SUPPLIED MATERIAL:

####

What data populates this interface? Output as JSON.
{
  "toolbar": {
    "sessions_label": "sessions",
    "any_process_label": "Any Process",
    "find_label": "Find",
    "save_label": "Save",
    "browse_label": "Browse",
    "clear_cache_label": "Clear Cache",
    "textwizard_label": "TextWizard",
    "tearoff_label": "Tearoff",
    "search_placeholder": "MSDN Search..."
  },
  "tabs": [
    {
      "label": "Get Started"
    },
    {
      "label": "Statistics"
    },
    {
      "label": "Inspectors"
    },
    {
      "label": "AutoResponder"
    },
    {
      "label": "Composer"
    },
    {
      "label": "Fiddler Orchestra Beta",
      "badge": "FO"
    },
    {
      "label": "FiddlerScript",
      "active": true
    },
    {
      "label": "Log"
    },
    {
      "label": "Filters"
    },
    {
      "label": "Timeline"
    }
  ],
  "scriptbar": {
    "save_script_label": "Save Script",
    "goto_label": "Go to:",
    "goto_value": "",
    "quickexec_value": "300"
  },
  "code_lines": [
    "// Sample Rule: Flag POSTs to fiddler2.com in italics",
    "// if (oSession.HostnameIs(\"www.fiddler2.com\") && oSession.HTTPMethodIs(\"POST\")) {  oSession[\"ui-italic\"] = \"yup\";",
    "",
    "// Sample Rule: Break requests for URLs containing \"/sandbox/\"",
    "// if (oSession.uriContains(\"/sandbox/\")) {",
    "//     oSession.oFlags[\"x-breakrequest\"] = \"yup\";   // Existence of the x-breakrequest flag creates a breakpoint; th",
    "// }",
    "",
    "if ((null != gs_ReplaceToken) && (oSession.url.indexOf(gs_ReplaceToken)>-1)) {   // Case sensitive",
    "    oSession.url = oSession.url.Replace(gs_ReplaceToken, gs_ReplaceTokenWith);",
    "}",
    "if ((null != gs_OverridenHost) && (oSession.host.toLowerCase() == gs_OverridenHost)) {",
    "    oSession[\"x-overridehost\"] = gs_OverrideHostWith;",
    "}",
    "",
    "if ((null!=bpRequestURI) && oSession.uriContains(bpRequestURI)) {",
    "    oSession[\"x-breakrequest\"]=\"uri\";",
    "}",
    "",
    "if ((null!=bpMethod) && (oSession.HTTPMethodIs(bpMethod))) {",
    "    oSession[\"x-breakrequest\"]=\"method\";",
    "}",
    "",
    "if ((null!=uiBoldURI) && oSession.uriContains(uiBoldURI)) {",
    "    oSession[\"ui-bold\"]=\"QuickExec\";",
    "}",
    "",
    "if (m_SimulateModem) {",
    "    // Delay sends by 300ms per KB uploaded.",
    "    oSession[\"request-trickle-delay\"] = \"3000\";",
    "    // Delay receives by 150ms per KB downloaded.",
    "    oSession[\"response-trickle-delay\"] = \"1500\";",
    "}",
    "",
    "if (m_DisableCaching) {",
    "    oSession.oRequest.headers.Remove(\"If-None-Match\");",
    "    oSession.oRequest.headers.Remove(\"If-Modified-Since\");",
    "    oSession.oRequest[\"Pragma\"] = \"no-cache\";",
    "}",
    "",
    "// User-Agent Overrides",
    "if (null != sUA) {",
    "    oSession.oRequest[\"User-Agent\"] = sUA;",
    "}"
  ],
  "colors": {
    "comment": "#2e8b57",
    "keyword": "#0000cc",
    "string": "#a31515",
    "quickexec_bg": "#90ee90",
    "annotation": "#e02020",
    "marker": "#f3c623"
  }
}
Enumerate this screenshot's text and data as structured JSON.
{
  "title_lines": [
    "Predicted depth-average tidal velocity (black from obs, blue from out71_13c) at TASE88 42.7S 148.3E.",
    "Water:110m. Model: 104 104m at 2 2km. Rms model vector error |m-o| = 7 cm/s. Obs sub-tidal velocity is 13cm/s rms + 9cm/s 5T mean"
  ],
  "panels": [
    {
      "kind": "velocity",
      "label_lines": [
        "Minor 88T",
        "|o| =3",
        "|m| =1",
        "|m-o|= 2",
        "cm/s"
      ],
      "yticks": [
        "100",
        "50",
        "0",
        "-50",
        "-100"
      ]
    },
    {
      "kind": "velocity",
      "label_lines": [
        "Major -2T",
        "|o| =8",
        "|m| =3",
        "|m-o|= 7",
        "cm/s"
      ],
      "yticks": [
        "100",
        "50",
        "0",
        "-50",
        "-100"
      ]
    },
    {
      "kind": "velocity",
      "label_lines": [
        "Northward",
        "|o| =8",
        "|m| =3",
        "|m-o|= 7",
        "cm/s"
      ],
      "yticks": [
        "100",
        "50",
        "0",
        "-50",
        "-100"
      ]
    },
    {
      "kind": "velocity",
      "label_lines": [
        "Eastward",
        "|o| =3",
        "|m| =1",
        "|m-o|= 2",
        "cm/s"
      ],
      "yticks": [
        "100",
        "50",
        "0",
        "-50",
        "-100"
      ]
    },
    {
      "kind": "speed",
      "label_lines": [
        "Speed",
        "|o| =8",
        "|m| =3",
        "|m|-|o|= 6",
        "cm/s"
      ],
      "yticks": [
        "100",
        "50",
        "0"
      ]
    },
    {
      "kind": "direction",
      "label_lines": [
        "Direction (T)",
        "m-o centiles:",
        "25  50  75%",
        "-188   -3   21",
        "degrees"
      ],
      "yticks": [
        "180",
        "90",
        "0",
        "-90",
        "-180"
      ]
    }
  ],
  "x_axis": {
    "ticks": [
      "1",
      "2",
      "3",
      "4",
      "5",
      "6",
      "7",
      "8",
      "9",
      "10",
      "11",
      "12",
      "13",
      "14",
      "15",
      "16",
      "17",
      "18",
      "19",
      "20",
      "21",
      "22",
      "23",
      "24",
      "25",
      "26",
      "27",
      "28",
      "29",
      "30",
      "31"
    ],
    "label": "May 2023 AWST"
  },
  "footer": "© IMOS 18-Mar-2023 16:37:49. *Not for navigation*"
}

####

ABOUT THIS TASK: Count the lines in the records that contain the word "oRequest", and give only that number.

ANSWER TO THIS PROBLEM: 4